“We did it the right way and now we’re bringing in new players that improve Leyton Orient’s chances of getting promoted.”
The Texan is particularly bullish not just about the club’s short-term ambitions, but also its long-term vision.
“The objective is to get us into a position where we are competing for a Championship spot. Will we get there? I can’t make any promises but those are clearly the objectives.
“When I say that, I mean we should be a top tier League One club over the next three to five years.”
Teague can afford to be confident about the club’s future due to a well-structured business plan.
Part of that strategy involves a new group of investors that were recruited over the last year under Teague’s proviso they are committed to the club through a sensible, sustainable and strategic long-term partnership.
One of those new investors is Coley Parry, founder of venture capitalist firm The Common Group.
Under the heading “Sport”, a mission statement on The Common Group’s official website reads “engineering wins through analytics and strategy.” The site also lists football data analytics service ‘Statsbomb’ as one of their ventures.
It’s clear that the data driven approach of the new investors is already having an impact, something that the 59-year-old believes can only be positive.

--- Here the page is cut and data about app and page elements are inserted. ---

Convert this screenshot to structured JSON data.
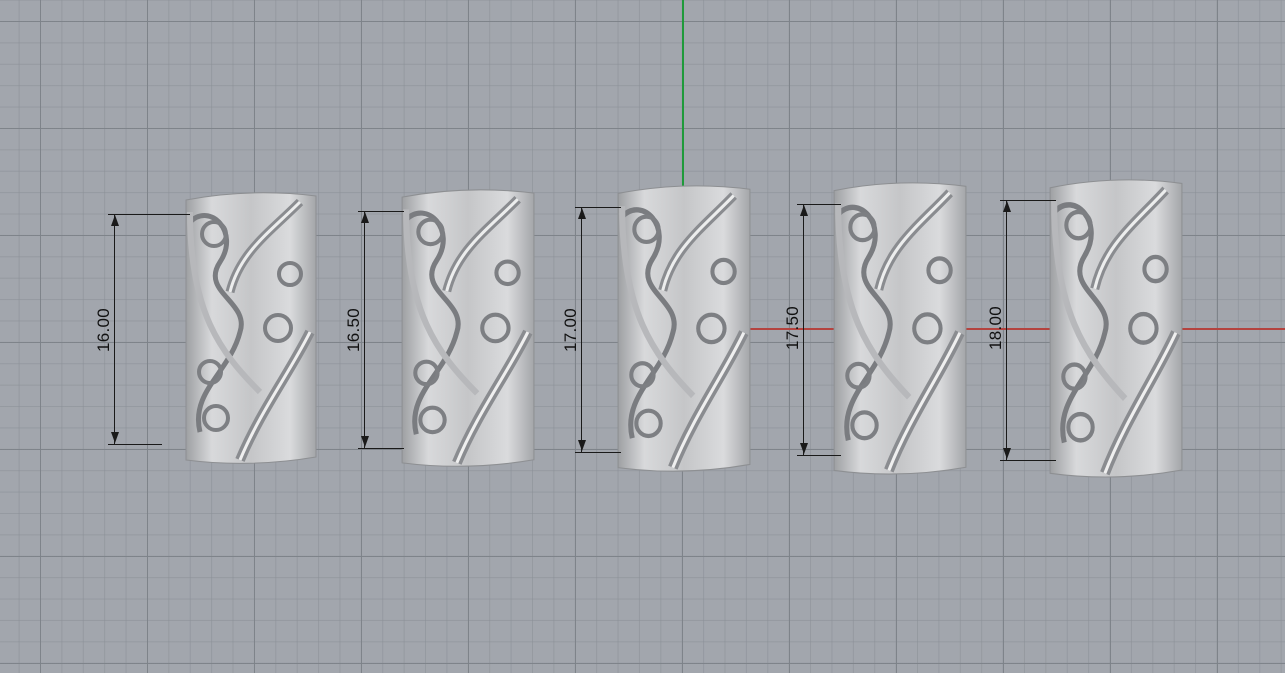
{
  "viewport": {
    "background_color": "#a2a6ad",
    "grid_color": "#7d8289",
    "axis_y_color": "#1f9a3a",
    "axis_x_color": "#b4433f"
  },
  "rings": [
    {
      "label": "16.00"
    },
    {
      "label": "16.50"
    },
    {
      "label": "17.00"
    },
    {
      "label": "17.50"
    },
    {
      "label": "18.00"
    }
  ]
}
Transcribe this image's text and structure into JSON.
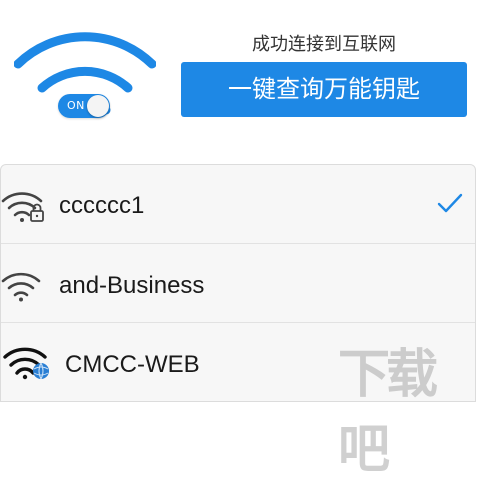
{
  "header": {
    "wifi_icon": "wifi-signal-icon",
    "toggle_label": "ON",
    "toggle_state": "on",
    "status_text": "成功连接到互联网",
    "key_button_label": "一键查询万能钥匙"
  },
  "networks": [
    {
      "name": "cccccc1",
      "icon": "wifi-lock-icon",
      "connected": true
    },
    {
      "name": "and-Business",
      "icon": "wifi-icon",
      "connected": false
    },
    {
      "name": "CMCC-WEB",
      "icon": "wifi-globe-icon",
      "connected": false
    }
  ],
  "colors": {
    "accent": "#1e88e5",
    "check": "#1e88e5"
  },
  "watermark": "下载吧"
}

“This is the first time that data analytics has played a bigger part in what we’ve done in this last window. We had one person that did that role last season, whereas now we have three.
“We believe the data makes a difference. It’s all about how we integrate it.
“It’s kind of like playing blackjack. There’s the basic strategy of playing blackjack and it still doesn’t completely change the odds against the house, but it gives you a better chance of not losing money.
“For us, data analytics is going to be one of those that helps us do better.”
Teague feels it’s certainly possible for the O’s to recreate something similar to London neighbours Brentford and their rise through the divisions using a ‘Moneyball’ approach.
In fact, through former Orient captain and assistant manager Dean Smith, they’ve been given a unique insight into how the Brentford model works.
“Dean Smith was very gracious and spent an hour with our board about a month ago and he talked about the Brentford model and what he thought were the advantages and the disadvantages of the model.”
Through a mix of investment and ingenuity, the goal is clear for the O’s: to be a top League One side in the next three to five years.
However, if Orient were to eventually push beyond that and gain a place in the second tier, Teague admits a new plan would have to be put into place.
“If Leyton Orient gets to the Championship and Championship finances remain the way they have been in the past, where you’re talking about a club averaging losses of £15-30m a year, then we might want to consider having additional people investing in the club.
“That’s where the breaking point may be.”
With his infectious enthusiasm and penchant for a sweeping statement, it’s easy to get caught up in a wave of optimism listening to Teague.
But for now the O’s will have to keep their feet firmly on the ground and remain focused on the job in hand – a return to League One and on current form, you wouldn’t bet against them.
You can listen to the full version of this interview on The LO Down Podcast.